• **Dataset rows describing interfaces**

------------------------------------

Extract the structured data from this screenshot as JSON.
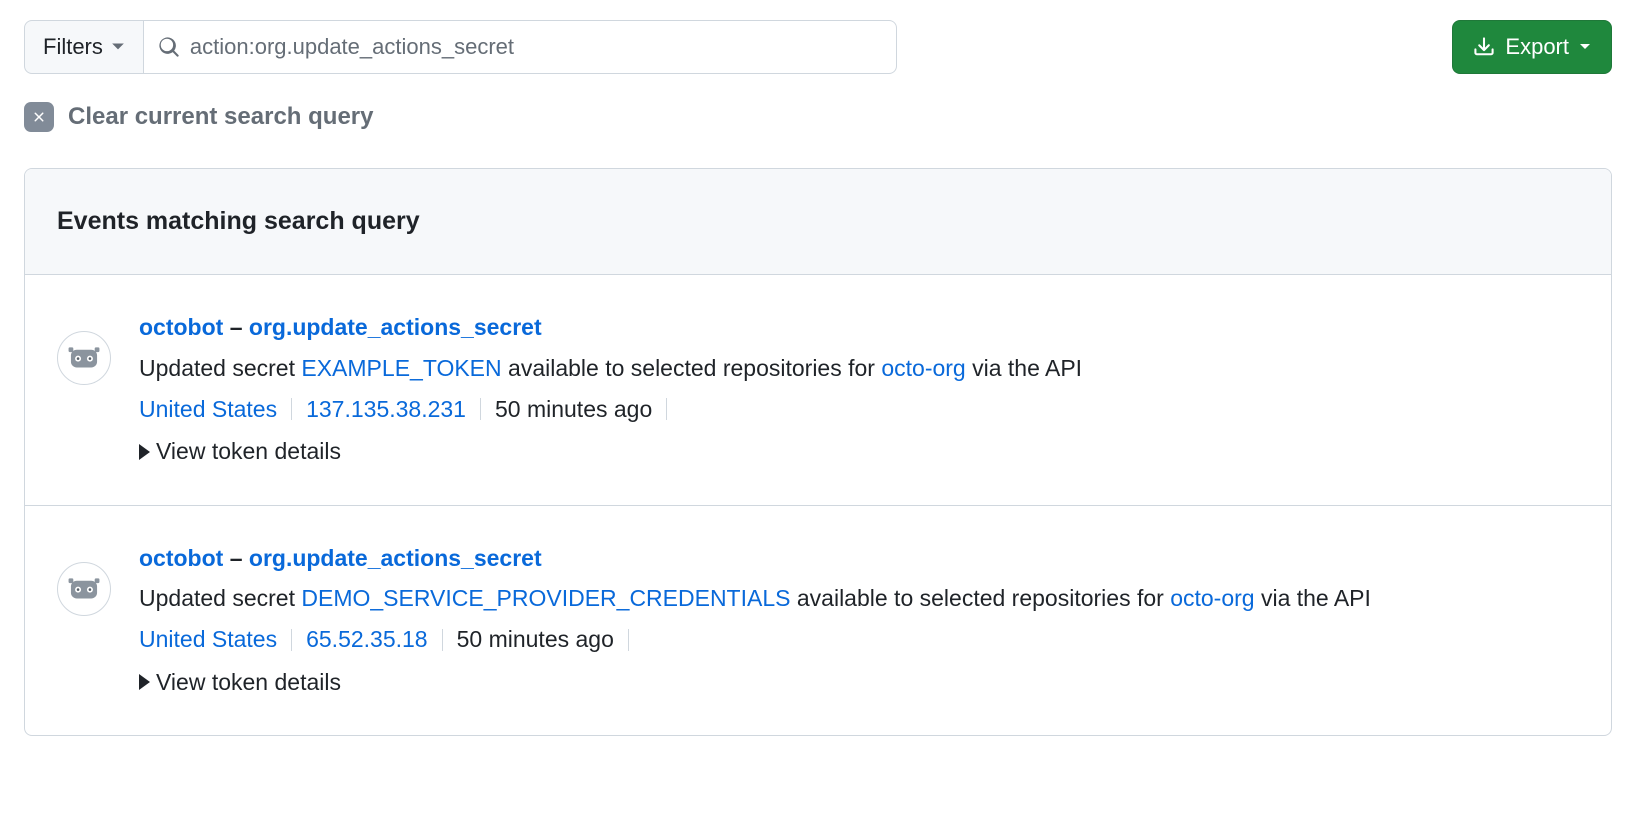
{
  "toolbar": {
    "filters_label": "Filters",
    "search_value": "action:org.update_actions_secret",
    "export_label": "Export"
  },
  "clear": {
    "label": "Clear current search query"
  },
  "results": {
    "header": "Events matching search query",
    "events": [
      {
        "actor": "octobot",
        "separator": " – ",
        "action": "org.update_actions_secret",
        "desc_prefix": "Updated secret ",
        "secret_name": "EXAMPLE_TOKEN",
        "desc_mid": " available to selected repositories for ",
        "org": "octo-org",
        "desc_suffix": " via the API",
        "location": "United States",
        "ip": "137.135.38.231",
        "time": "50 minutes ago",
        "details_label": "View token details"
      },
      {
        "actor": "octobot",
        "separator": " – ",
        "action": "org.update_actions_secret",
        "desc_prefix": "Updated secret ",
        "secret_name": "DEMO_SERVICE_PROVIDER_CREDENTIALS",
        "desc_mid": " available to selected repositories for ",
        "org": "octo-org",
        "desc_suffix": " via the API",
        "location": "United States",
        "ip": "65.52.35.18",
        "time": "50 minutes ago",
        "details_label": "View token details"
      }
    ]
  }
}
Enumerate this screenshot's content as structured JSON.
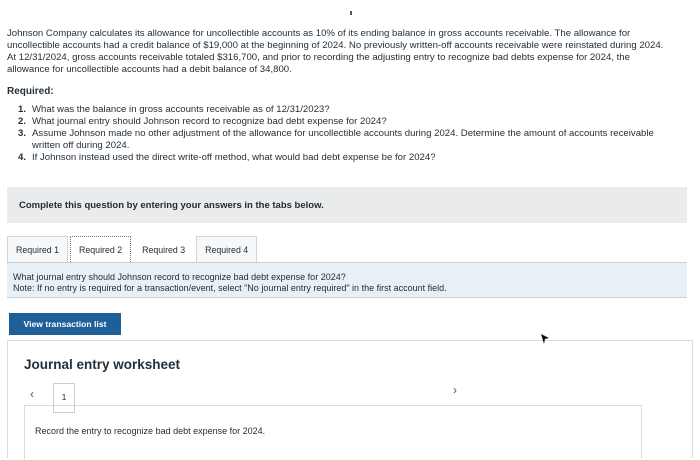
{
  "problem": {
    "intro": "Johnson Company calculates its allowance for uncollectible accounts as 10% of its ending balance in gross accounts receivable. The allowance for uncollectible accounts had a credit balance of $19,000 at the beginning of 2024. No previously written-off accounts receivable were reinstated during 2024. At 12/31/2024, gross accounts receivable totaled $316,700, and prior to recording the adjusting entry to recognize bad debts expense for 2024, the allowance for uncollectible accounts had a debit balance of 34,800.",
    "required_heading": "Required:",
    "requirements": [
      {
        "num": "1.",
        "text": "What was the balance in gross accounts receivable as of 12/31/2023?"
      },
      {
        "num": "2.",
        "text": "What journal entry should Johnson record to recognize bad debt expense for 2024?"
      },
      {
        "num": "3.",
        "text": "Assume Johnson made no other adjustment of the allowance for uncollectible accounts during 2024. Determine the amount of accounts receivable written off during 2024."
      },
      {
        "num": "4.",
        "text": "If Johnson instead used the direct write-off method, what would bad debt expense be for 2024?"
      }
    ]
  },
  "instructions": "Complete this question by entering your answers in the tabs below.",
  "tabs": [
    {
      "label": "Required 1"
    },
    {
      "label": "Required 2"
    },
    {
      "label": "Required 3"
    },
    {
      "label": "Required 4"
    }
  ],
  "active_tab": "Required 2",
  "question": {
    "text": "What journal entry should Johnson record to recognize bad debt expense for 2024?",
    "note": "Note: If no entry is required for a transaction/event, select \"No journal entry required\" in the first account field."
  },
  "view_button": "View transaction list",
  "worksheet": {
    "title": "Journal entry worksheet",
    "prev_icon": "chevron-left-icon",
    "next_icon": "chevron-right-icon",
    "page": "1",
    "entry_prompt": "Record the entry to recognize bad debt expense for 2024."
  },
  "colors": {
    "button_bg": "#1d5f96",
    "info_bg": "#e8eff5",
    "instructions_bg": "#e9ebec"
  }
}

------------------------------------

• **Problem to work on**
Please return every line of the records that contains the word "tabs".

• **Result of this exercise**
  "instructions": "Complete this question by entering your answers in the tabs below.",
  "tabs": [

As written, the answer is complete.